Here are some of our absolute favourite Autumn crafts, which you can use to create your very own seasonal display in school!
Mental health is not just for grown ups. We all have a brain and, therefore, we all have mental health! The issue lies in being able to recognise the symptoms of mental health problems and what we can do to promote an inclusive, effective and open approach in our schools.
The Facts About Mental Health
Alarmingly, recent studies show that 1 in 10 children and young people will be affected by mental health problems – significantly more than 30 years ago. These problems are varied and can range from depression to anxiety, post-traumatic stress disorder to eating disorders.
For other children, it may simply be issues around dealing with stress, lack of control or the ability to cope with problems.
Most children grow up happy and healthy, but caregivers are crucial in helping to recognise the warning signs. Being ready to support the children under our care is imperative for pupil wellbeing.
What Can We Do?
Fortunately, in many cases help is just a few words away. That is why we at One Day are travelling the UK with our new performance tour, spreading the mental health message and encouraging pupils to say: “Let’s Talk About It”.
Talking through worries, concerns and feelings alleviates a huge amount of pressure. Words are often the first step in helping us to understand our problems and the best ways to tackle them, which is exactly where teachers come in! Through our performance, we aim to teach both pupils and teachers that mental health problems can affect anyone, but that it is nothing to be ashamed of.

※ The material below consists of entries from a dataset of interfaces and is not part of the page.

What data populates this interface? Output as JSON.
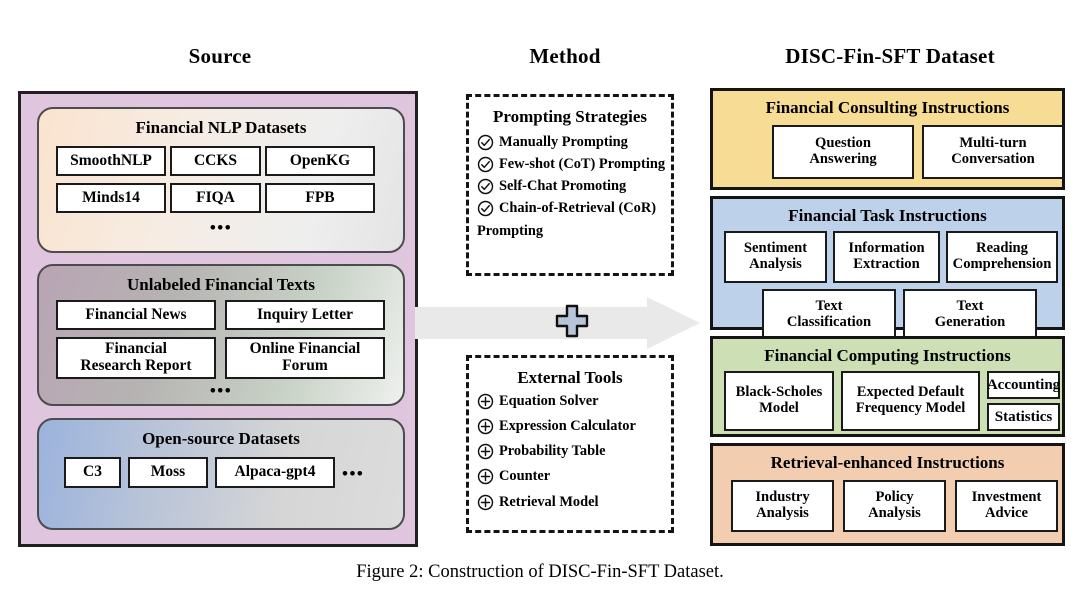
{
  "figure": {
    "caption": "Figure 2: Construction of DISC-Fin-SFT Dataset."
  },
  "columns": {
    "source_title": "Source",
    "method_title": "Method",
    "dataset_title": "DISC-Fin-SFT Dataset"
  },
  "source": {
    "groups": [
      {
        "title": "Financial NLP Datasets",
        "items": [
          "SmoothNLP",
          "CCKS",
          "OpenKG",
          "Minds14",
          "FIQA",
          "FPB"
        ],
        "ellipsis": "•••"
      },
      {
        "title": "Unlabeled Financial Texts",
        "items": [
          "Financial News",
          "Inquiry Letter",
          "Financial\nResearch Report",
          "Online Financial\nForum"
        ],
        "ellipsis": "•••"
      },
      {
        "title": "Open-source Datasets",
        "items": [
          "C3",
          "Moss",
          "Alpaca-gpt4"
        ],
        "ellipsis": "•••"
      }
    ]
  },
  "method": {
    "prompting": {
      "title": "Prompting Strategies",
      "icon": "check-circle-icon",
      "items": [
        "Manually Prompting",
        "Few-shot (CoT) Prompting",
        "Self-Chat Promoting",
        "Chain-of-Retrieval (CoR)"
      ],
      "continuation": "Prompting"
    },
    "tools": {
      "title": "External Tools",
      "icon": "plus-circle-icon",
      "items": [
        "Equation Solver",
        "Expression Calculator",
        "Probability Table",
        "Counter",
        "Retrieval Model"
      ]
    },
    "arrow": {
      "name": "flow-arrow",
      "badge": "plus-badge"
    }
  },
  "dataset": {
    "panels": [
      {
        "title": "Financial Consulting Instructions",
        "color": "#f7dc95",
        "items": [
          "Question\nAnswering",
          "Multi-turn\nConversation"
        ]
      },
      {
        "title": "Financial Task Instructions",
        "color": "#bdd2ea",
        "items": [
          "Sentiment\nAnalysis",
          "Information\nExtraction",
          "Reading\nComprehension",
          "Text\nClassification",
          "Text\nGeneration"
        ]
      },
      {
        "title": "Financial Computing Instructions",
        "color": "#ccdfb5",
        "items": [
          "Black-Scholes\nModel",
          "Expected Default\nFrequency Model",
          "Accounting",
          "Statistics"
        ]
      },
      {
        "title": "Retrieval-enhanced Instructions",
        "color": "#f2cdb0",
        "items": [
          "Industry\nAnalysis",
          "Policy\nAnalysis",
          "Investment\nAdvice"
        ]
      }
    ]
  },
  "colors": {
    "source_panel": "#dfc5de",
    "arrow": "#e9e9e9",
    "plus_badge": "#b8c4d8",
    "outline": "#141414"
  }
}
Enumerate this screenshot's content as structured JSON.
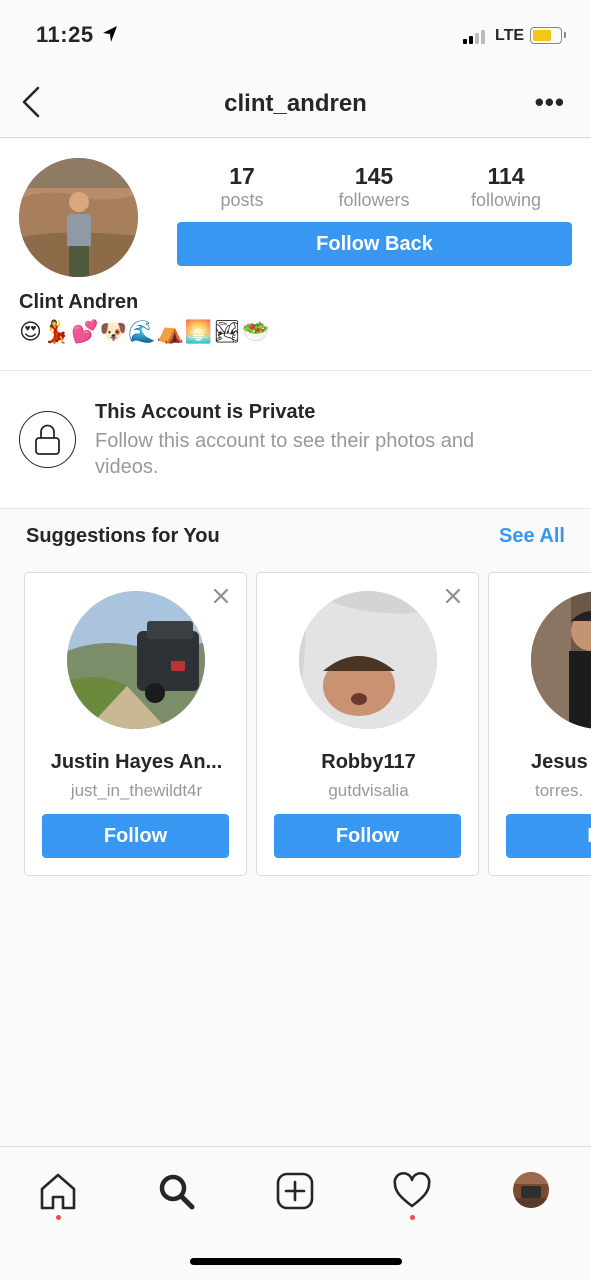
{
  "status_bar": {
    "time": "11:25",
    "network": "LTE"
  },
  "header": {
    "title": "clint_andren",
    "more_label": "•••"
  },
  "profile": {
    "posts": {
      "count": "17",
      "label": "posts"
    },
    "followers": {
      "count": "145",
      "label": "followers"
    },
    "following": {
      "count": "114",
      "label": "following"
    },
    "follow_button": "Follow Back",
    "full_name": "Clint Andren",
    "bio": "😍💃💕🐶🌊⛺🌅🏞🥗"
  },
  "private_notice": {
    "title": "This Account is Private",
    "description": "Follow this account to see their photos and videos."
  },
  "suggestions": {
    "heading": "Suggestions for You",
    "see_all": "See All",
    "cards": [
      {
        "name": "Justin Hayes An...",
        "username": "just_in_thewildt4r",
        "button": "Follow"
      },
      {
        "name": "Robby117",
        "username": "gutdvisalia",
        "button": "Follow"
      },
      {
        "name": "Jesus",
        "username": "torres.",
        "button": "Fo"
      }
    ]
  },
  "tabbar": {
    "items": [
      "home",
      "search",
      "new-post",
      "activity",
      "profile"
    ]
  }
}
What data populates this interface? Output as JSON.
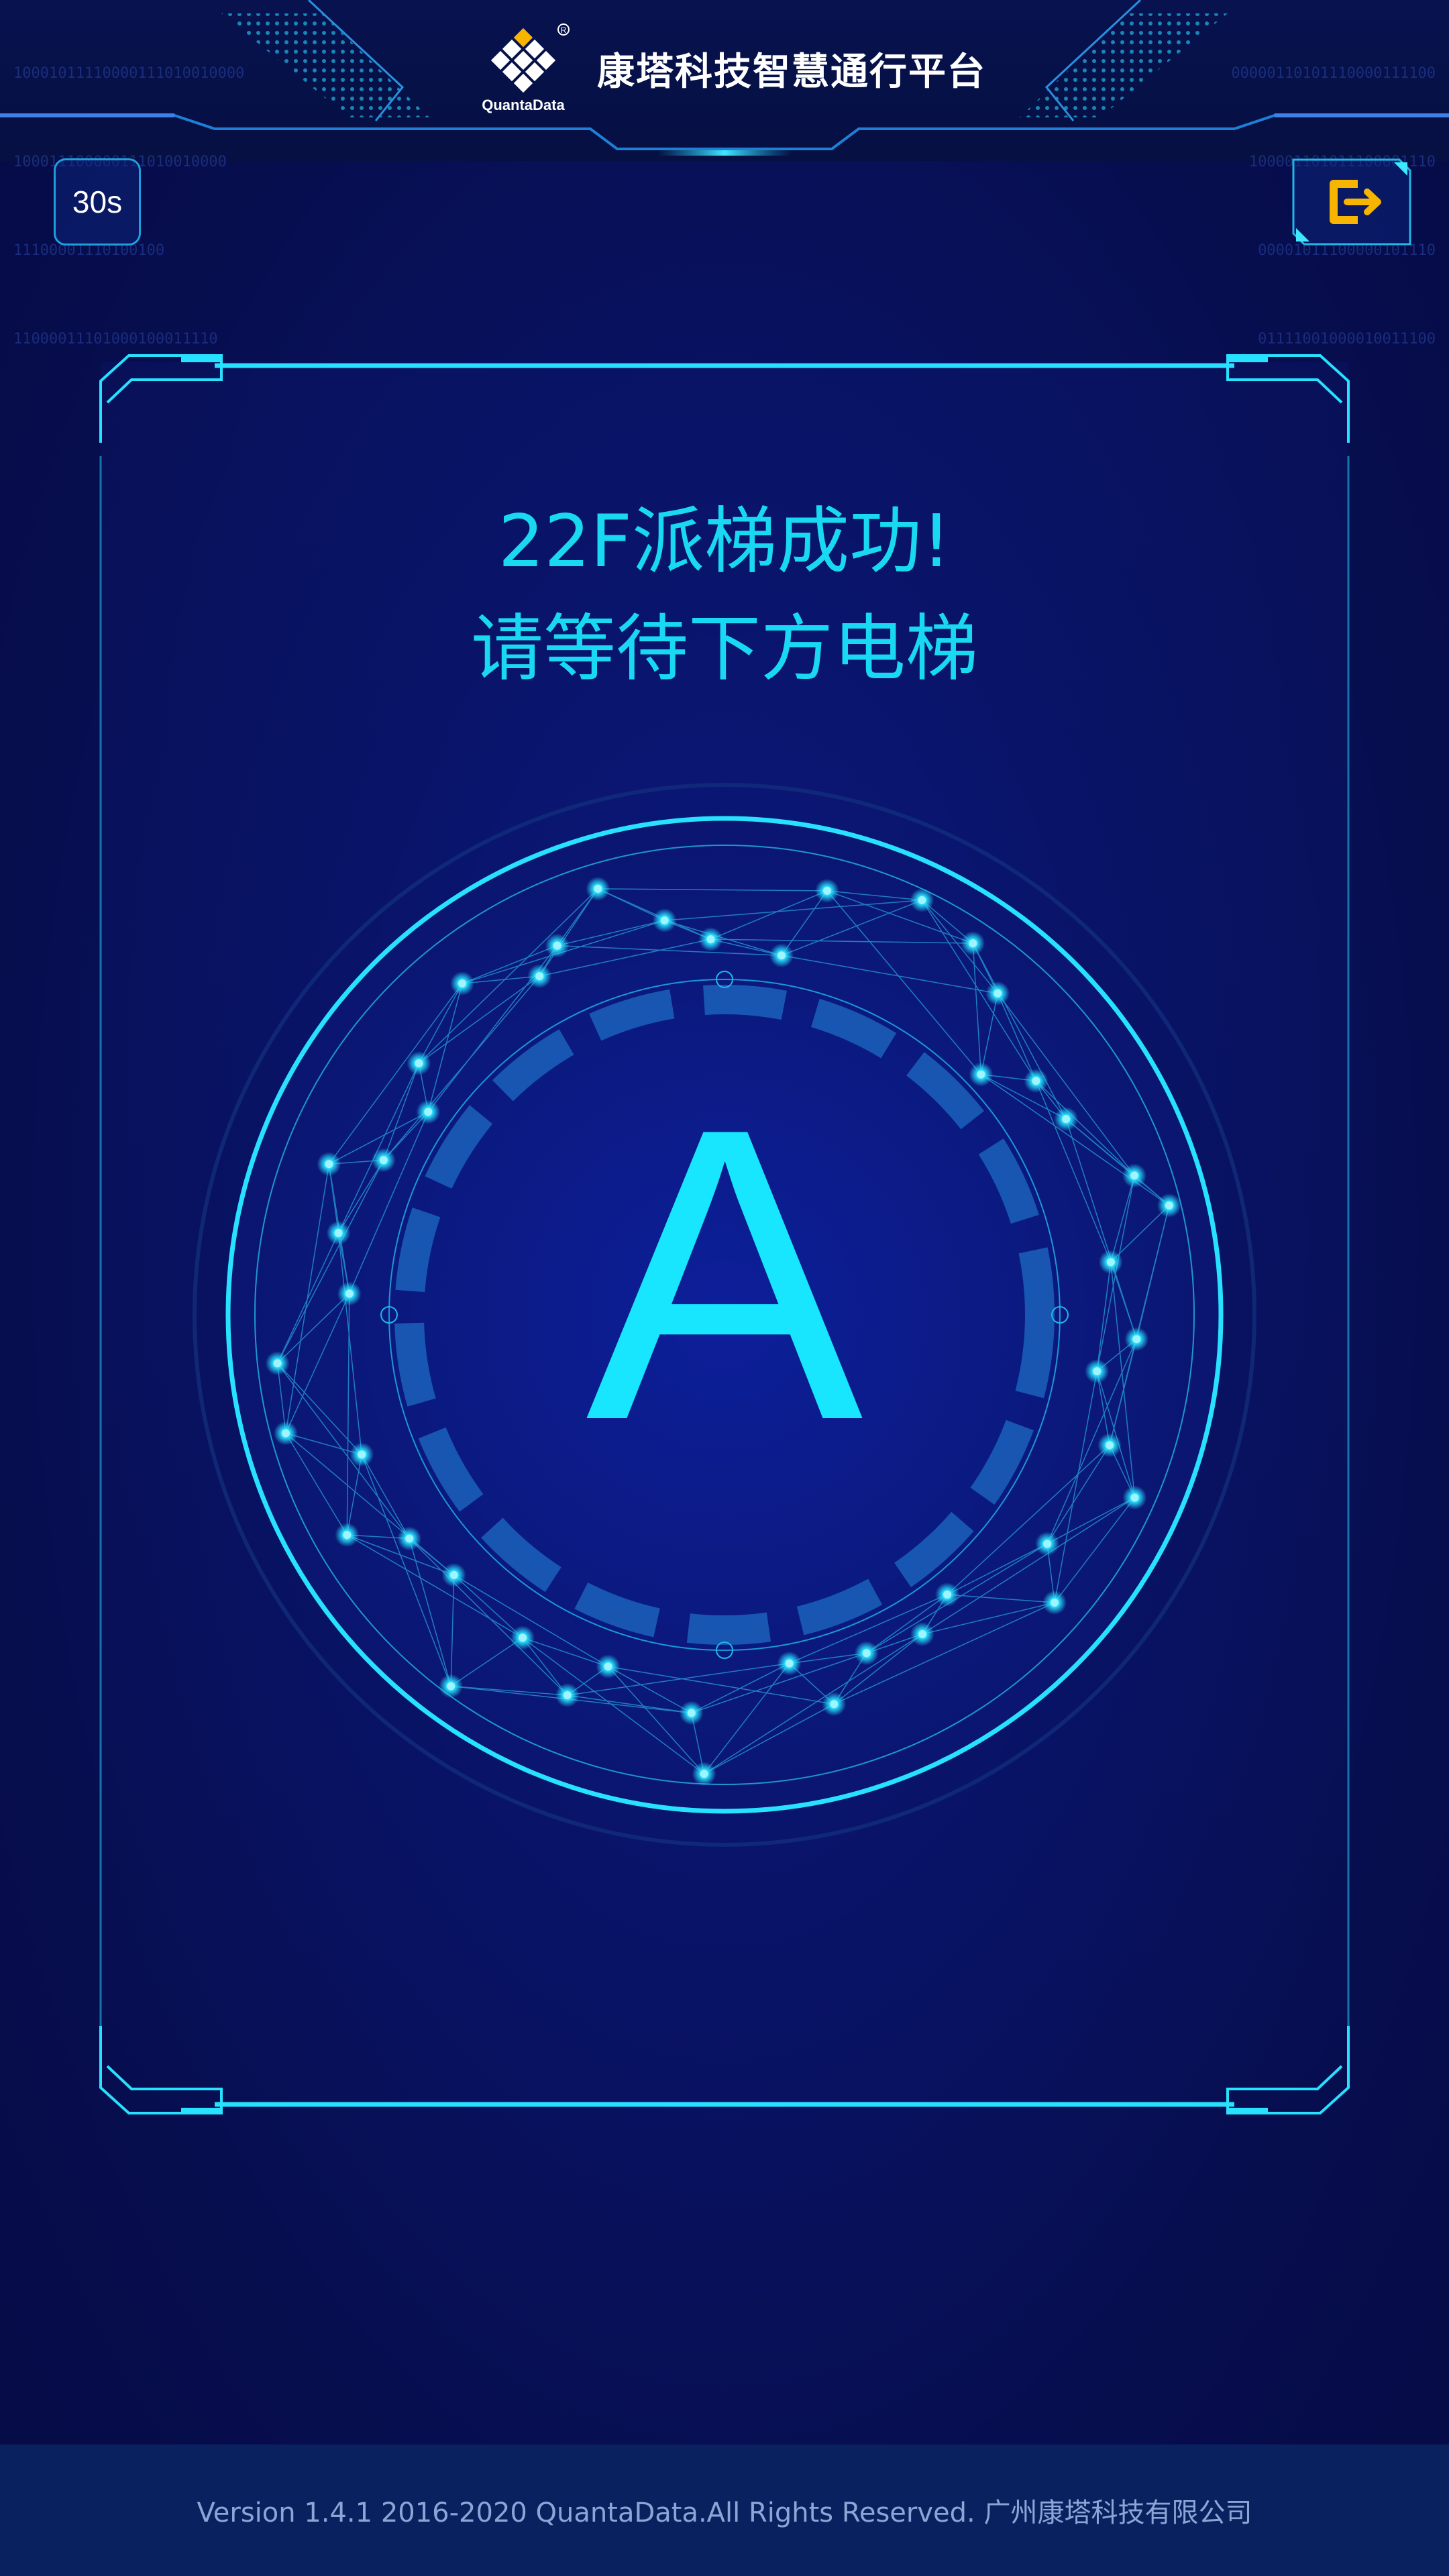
{
  "header": {
    "logo_text": "QuantaData",
    "title": "康塔科技智慧通行平台",
    "binary_left": [
      "10001011110000111010010000",
      "100011100000111010010000",
      "11100001110100100",
      "11000011101000100011110"
    ],
    "binary_right": [
      "00000110101110000111100",
      "100001101011100001110",
      "00001011100000101110",
      "01111001000010011100"
    ]
  },
  "timer": {
    "label": "30s"
  },
  "exit": {
    "icon": "exit-icon"
  },
  "message": {
    "line1": "22F派梯成功!",
    "line2": "请等待下方电梯"
  },
  "elevator": {
    "letter": "A"
  },
  "footer": {
    "text": "Version 1.4.1 2016-2020 QuantaData.All Rights Reserved. 广州康塔科技有限公司"
  },
  "colors": {
    "background": "#070e4f",
    "accent": "#18d8f2",
    "exit_icon": "#f7b500",
    "footer_bg": "#0a2160"
  }
}
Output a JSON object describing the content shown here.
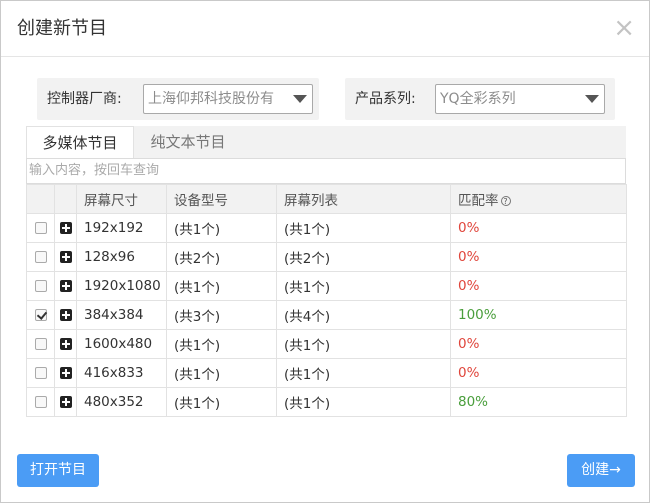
{
  "dialog": {
    "title": "创建新节目",
    "close_glyph": "×"
  },
  "filters": {
    "vendor_label": "控制器厂商:",
    "vendor_value": "上海仰邦科技股份有",
    "series_label": "产品系列:",
    "series_value": "YQ全彩系列"
  },
  "tabs": [
    {
      "label": "多媒体节目",
      "active": true
    },
    {
      "label": "纯文本节目",
      "active": false
    }
  ],
  "search": {
    "placeholder": "输入内容，按回车查询",
    "value": ""
  },
  "table": {
    "columns": [
      "屏幕尺寸",
      "设备型号",
      "屏幕列表",
      "匹配率"
    ],
    "help_glyph": "?",
    "rows": [
      {
        "checked": false,
        "size": "192x192",
        "device": "(共1个)",
        "screens": "(共1个)",
        "rate": "0%",
        "rate_color": "#e0463c"
      },
      {
        "checked": false,
        "size": "128x96",
        "device": "(共2个)",
        "screens": "(共2个)",
        "rate": "0%",
        "rate_color": "#e0463c"
      },
      {
        "checked": false,
        "size": "1920x1080",
        "device": "(共1个)",
        "screens": "(共1个)",
        "rate": "0%",
        "rate_color": "#e0463c"
      },
      {
        "checked": true,
        "size": "384x384",
        "device": "(共3个)",
        "screens": "(共4个)",
        "rate": "100%",
        "rate_color": "#4a9e3c"
      },
      {
        "checked": false,
        "size": "1600x480",
        "device": "(共1个)",
        "screens": "(共1个)",
        "rate": "0%",
        "rate_color": "#e0463c"
      },
      {
        "checked": false,
        "size": "416x833",
        "device": "(共1个)",
        "screens": "(共1个)",
        "rate": "0%",
        "rate_color": "#e0463c"
      },
      {
        "checked": false,
        "size": "480x352",
        "device": "(共1个)",
        "screens": "(共1个)",
        "rate": "80%",
        "rate_color": "#4a9e3c"
      }
    ]
  },
  "buttons": {
    "open_label": "打开节目",
    "create_label": "创建→"
  }
}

Schools are an invaluable safe space for children and good mental health allows young people to develop resilience – an imperative skill for dealing with life later as an adult! Talking is crucial part of de-stigmatising mental health. The more we open up a forum, the more we send a message that it is normal to suffer, but help is always at hand.
Is It That Simple?
Unfortunately mental health is never simple, and we know talking isn’t always easy. This is something we touch upon in “Let’s Talk About It” – sometimes it can be hard to find the words that really express how we feel. But remember, communication doesn’t always have to be verbal. A simple thumbs up or thumbs down is a great way to convey our feelings. For young children, working through emotions using play creates a wonderful safe space to communicate emotions.
Are you ready to support good mental health in your school? Our “Let’s Talk About It” performance opens up the positive mental health conversation, but continuing this open forum in school is crucial in promoting pupil wellbeing.
- Destigmatise through conversation: Keep talking about it! A full-school assembly or dedicated ‘day of understanding’ is great, but so is casually embedding the positive messages into everyday conversation in your classrooms. The aim is to normalise mental health and in making it familiar, take away some of the stigma and scariness.
- Incorporate physical activity: Studies show that participation in regular physical activity can increase our self-esteem, increase our mental awareness and reduce stress and anxiety. But being active doesn’t have to mean playing intensive sports or going to the gym. It can be as easy as some simple stretches, playing with a skipping rope for 10 minutes, or going for a fast walk!
- Encourage open communication: Creative outlets such as sport, art, music or drama are a fantastic way to promote self expression in children. What’s even better, is that it is expression on their terms. In order to achieve an open and honest dialogue with children we have to be able to understand their world and what is important to them, which means finding the creative outlets which best speak to them.
We very much look forward to hearing how you are implementing mental health practices in your school!
Lots of love,
One Day Creative team x